- TASK STATEMENT -
When a line in the data below includes "Ultra", pick it out and copy it.

- RECORDS TO PROCESS -
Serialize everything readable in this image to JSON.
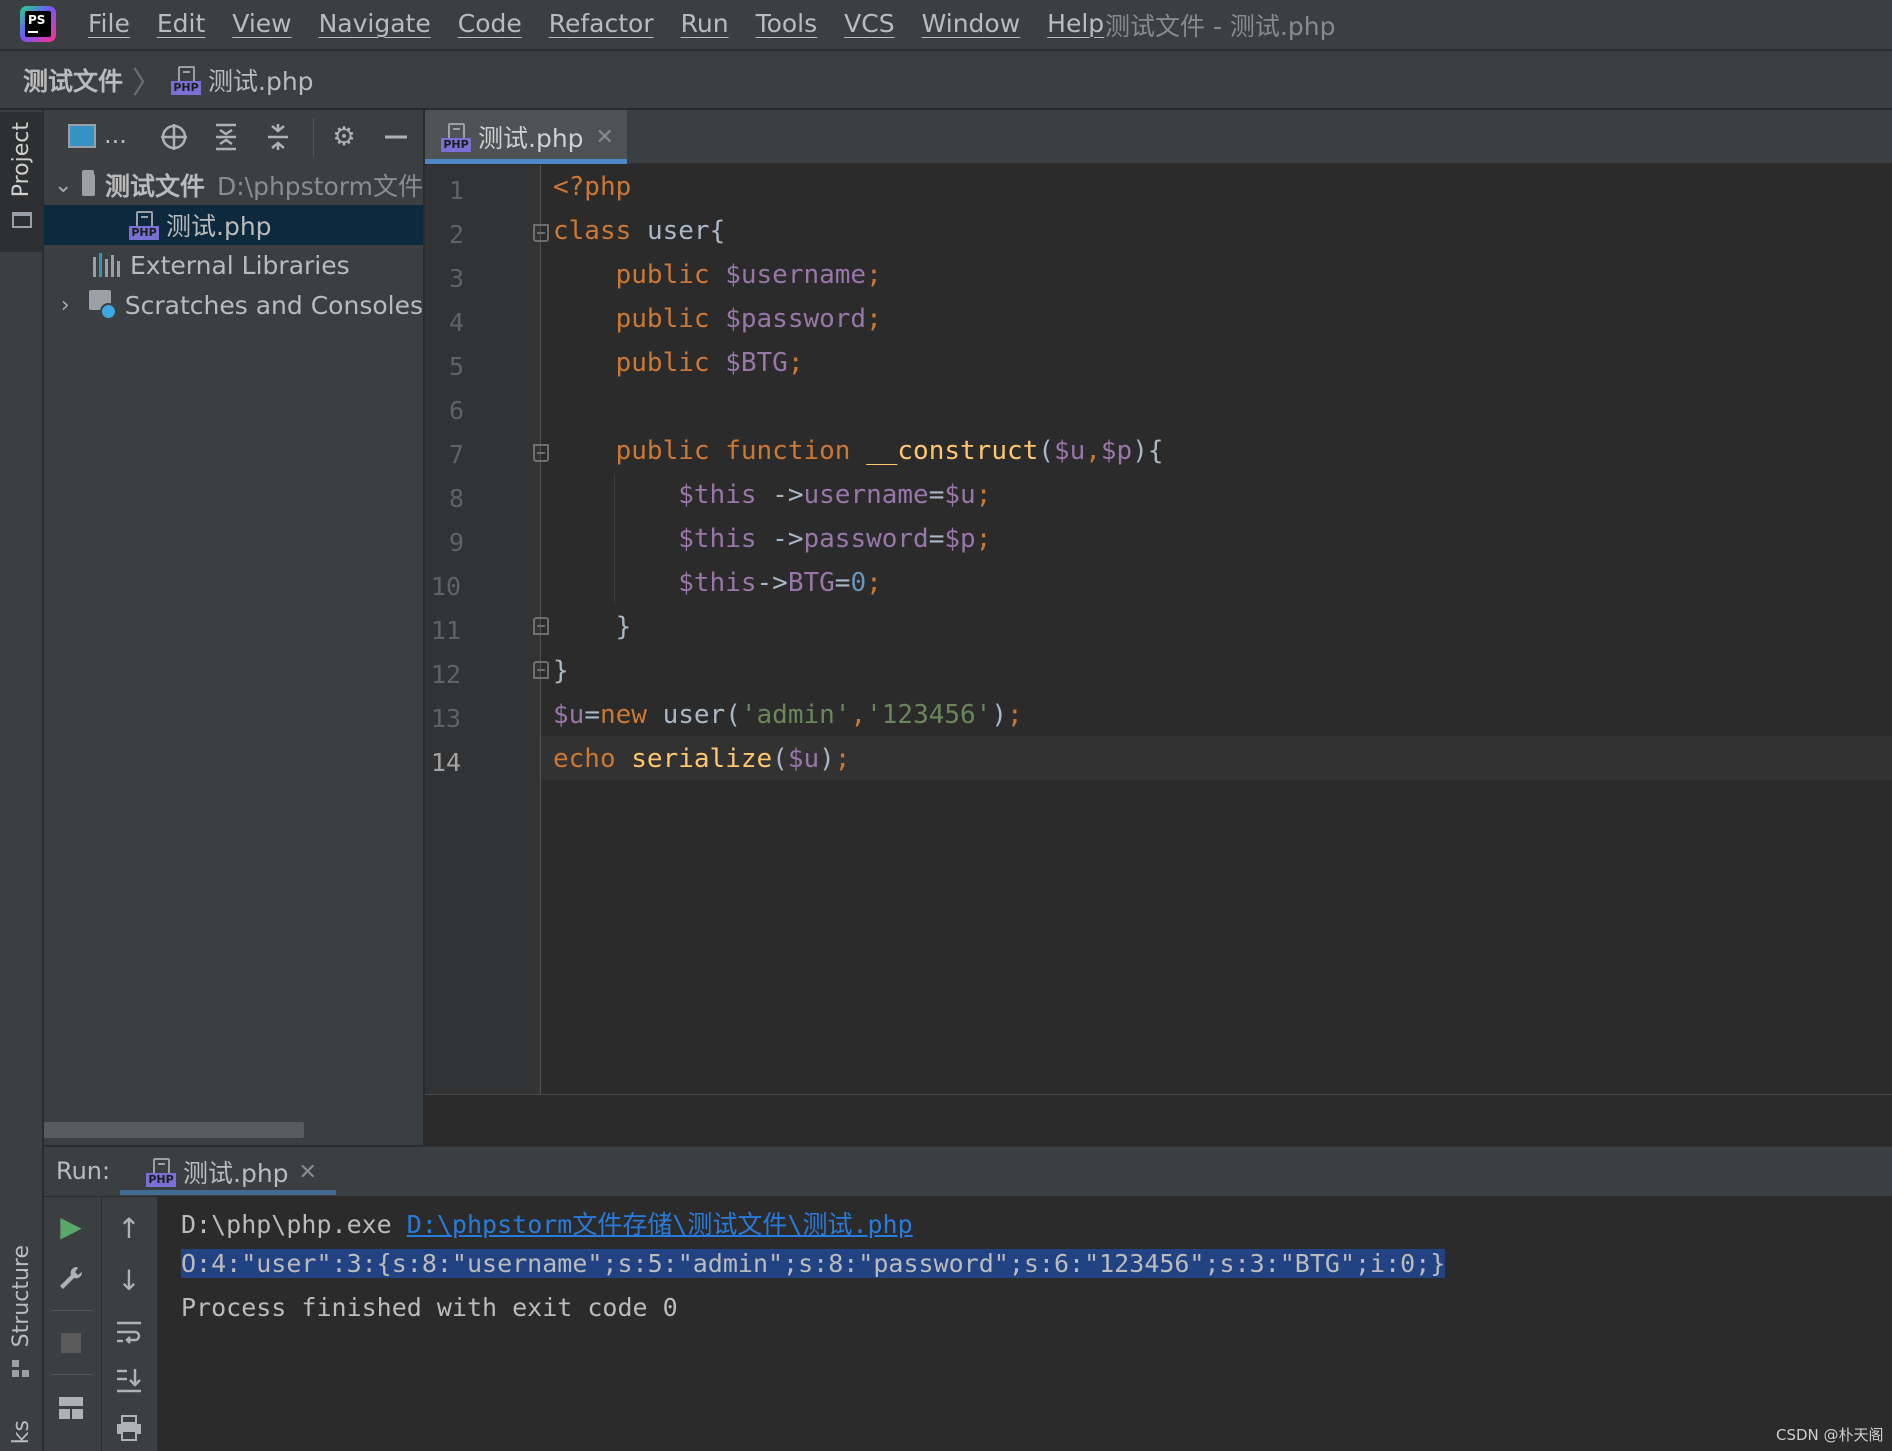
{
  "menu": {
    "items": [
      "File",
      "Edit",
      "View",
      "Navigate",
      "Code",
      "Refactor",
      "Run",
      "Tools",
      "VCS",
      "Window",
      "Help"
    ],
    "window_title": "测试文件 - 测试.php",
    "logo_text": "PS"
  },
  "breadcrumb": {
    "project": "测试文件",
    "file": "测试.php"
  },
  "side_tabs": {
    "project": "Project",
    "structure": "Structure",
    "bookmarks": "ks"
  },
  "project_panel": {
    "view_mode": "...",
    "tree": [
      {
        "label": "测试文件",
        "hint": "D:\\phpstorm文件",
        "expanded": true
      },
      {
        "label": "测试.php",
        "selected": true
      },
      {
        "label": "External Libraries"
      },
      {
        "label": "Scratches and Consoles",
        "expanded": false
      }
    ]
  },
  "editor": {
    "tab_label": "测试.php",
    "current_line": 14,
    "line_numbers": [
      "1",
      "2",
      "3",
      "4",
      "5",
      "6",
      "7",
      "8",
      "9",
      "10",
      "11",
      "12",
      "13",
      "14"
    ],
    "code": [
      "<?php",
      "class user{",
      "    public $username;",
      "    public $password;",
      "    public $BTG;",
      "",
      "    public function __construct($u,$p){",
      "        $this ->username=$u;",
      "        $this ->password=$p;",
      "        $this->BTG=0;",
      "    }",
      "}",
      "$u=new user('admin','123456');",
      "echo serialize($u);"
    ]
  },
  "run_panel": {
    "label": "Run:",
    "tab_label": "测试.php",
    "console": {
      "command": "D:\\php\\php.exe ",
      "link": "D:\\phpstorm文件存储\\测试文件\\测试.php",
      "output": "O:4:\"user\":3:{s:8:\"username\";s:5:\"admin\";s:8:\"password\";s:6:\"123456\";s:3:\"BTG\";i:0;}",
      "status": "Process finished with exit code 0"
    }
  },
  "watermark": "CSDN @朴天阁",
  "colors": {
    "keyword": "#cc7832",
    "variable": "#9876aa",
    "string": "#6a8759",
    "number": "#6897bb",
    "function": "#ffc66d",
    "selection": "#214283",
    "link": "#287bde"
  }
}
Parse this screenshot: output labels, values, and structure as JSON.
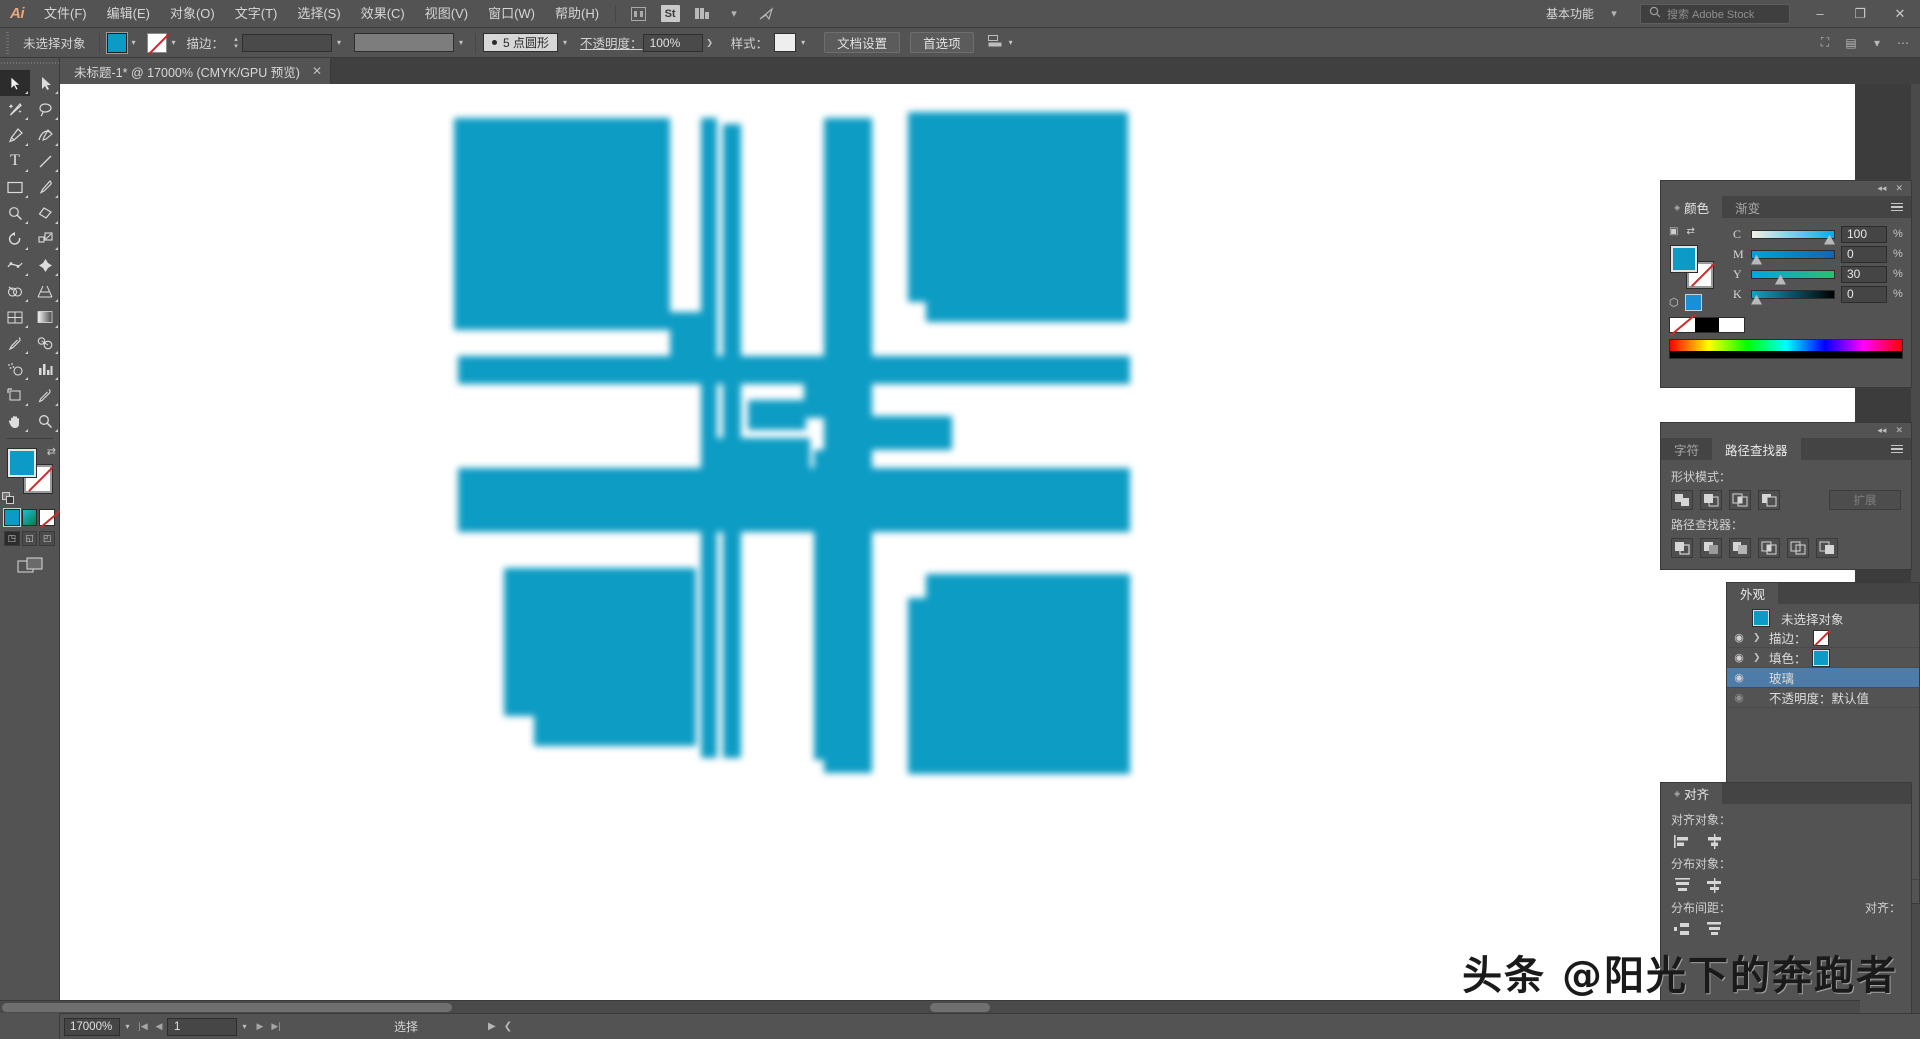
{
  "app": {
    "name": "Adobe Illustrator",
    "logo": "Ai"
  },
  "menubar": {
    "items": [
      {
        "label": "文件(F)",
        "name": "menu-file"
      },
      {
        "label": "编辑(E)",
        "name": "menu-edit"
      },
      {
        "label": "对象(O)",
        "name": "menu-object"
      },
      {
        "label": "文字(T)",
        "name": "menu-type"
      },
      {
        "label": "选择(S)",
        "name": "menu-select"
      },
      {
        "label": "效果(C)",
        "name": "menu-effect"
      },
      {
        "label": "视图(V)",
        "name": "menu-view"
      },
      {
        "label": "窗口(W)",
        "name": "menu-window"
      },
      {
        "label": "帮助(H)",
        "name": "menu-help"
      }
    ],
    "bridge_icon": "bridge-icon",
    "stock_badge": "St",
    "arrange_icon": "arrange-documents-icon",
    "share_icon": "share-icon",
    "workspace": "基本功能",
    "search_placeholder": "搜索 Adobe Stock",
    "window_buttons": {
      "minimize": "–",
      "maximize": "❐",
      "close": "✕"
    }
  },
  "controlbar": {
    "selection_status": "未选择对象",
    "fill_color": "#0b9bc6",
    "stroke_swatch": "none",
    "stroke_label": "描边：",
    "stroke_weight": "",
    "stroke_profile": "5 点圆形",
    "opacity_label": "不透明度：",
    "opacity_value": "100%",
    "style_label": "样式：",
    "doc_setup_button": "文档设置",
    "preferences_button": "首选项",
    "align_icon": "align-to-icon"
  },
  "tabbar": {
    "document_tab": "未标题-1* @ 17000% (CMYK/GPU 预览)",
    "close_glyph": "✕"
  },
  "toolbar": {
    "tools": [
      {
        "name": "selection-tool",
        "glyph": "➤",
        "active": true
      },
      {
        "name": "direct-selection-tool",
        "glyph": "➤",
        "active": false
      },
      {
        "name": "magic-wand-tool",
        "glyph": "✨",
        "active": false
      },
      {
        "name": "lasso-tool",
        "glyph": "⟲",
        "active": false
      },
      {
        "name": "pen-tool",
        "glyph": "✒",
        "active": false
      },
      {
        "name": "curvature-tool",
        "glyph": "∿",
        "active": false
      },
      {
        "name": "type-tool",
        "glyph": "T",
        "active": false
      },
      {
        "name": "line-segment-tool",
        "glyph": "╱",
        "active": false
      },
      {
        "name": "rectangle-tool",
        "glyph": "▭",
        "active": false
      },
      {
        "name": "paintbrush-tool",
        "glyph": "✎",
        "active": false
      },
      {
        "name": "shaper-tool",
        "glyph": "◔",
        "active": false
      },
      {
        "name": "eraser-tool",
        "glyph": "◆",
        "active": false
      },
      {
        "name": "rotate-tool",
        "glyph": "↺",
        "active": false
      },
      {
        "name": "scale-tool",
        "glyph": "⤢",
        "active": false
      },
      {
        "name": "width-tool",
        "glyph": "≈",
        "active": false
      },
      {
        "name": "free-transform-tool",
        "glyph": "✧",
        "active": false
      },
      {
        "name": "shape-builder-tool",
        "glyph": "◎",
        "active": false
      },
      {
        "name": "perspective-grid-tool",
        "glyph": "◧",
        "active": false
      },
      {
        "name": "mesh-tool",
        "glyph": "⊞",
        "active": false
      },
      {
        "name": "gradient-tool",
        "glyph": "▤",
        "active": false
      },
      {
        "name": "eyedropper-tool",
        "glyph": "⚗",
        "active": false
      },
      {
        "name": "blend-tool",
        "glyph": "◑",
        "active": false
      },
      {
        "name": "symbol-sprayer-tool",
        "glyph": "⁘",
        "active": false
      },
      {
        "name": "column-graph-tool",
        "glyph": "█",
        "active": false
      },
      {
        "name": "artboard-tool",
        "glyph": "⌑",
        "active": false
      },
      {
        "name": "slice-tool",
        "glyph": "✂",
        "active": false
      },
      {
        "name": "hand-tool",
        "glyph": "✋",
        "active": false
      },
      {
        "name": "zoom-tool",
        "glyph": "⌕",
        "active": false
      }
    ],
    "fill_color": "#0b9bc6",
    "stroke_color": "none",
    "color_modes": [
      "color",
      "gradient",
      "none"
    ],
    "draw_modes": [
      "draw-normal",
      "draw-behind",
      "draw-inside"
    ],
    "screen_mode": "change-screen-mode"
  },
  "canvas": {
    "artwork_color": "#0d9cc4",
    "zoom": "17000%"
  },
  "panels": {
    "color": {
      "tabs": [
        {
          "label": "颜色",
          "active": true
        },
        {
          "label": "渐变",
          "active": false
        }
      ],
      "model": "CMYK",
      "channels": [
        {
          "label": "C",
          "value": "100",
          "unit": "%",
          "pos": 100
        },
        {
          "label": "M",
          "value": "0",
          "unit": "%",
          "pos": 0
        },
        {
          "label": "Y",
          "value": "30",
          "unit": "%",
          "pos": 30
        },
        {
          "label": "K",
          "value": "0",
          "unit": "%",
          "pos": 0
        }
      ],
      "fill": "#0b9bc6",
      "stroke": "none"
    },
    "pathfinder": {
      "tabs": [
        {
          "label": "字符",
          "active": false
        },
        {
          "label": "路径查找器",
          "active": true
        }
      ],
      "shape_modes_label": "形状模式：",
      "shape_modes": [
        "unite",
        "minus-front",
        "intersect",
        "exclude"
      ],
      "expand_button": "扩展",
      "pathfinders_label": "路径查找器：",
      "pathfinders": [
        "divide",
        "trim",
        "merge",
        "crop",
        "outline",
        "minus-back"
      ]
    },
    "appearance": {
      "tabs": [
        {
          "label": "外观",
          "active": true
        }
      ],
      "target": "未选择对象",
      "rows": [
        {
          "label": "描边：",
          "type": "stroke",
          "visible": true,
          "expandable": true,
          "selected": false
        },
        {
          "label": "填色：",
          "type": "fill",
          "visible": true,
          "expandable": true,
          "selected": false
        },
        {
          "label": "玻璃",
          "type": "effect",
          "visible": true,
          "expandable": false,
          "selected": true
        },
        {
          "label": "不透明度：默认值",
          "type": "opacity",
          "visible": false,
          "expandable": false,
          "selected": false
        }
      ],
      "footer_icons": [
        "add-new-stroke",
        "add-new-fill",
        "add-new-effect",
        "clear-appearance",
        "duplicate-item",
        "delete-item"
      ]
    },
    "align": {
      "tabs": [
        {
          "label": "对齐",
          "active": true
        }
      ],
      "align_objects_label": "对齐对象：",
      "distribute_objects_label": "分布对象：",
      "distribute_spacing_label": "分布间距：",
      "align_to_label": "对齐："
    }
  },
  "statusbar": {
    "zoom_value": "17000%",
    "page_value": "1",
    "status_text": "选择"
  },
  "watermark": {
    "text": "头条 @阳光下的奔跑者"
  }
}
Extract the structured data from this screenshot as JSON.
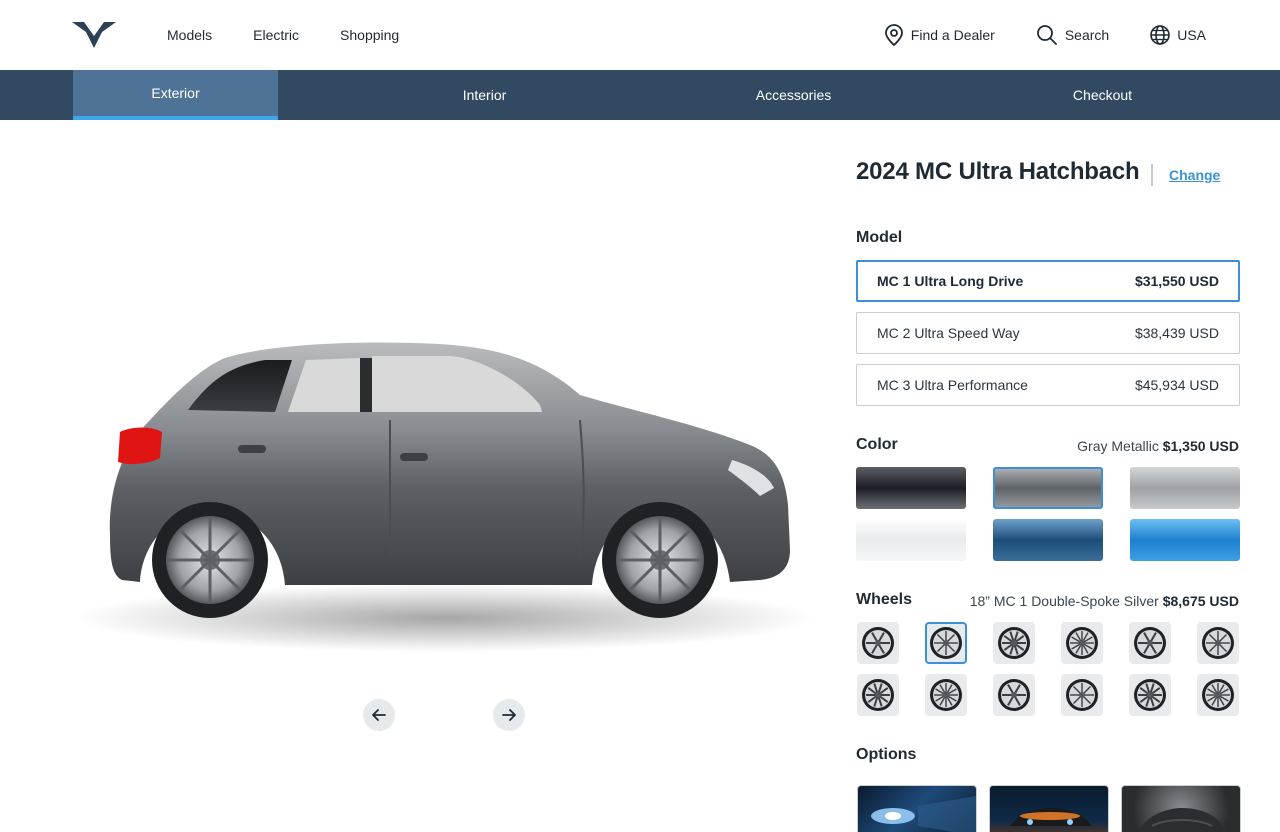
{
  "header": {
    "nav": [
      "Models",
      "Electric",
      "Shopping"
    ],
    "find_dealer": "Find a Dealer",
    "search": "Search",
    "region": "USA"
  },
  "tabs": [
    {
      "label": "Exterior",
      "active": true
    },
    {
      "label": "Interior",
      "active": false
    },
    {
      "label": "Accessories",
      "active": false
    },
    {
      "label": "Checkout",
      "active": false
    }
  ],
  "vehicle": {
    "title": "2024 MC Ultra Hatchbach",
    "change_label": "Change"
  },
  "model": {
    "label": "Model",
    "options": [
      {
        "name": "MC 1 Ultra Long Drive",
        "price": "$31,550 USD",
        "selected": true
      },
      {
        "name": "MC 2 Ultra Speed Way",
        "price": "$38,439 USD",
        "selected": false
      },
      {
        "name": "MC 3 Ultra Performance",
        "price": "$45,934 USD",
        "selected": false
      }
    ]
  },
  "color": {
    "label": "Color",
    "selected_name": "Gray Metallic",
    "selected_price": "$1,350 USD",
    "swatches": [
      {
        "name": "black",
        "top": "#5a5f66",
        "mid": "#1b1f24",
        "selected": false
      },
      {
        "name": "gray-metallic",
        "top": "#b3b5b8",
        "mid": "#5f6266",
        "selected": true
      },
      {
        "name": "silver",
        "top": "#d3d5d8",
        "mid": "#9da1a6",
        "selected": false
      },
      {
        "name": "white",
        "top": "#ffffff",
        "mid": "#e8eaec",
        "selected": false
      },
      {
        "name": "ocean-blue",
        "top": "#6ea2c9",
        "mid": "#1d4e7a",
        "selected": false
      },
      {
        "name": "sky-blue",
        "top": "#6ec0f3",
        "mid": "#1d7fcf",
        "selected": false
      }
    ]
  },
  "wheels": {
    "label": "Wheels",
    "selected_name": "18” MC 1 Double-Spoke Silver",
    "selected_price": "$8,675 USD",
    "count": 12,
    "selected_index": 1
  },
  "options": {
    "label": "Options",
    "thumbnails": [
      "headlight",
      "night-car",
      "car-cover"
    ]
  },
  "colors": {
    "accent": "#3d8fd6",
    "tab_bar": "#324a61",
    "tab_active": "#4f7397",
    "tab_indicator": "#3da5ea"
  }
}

- RESULT FOR THIS EXERCISE -
    "title": "2024 MC Ultra Hatchbach",
        "name": "MC 1 Ultra Long Drive",
        "name": "MC 2 Ultra Speed Way",
        "name": "MC 3 Ultra Performance",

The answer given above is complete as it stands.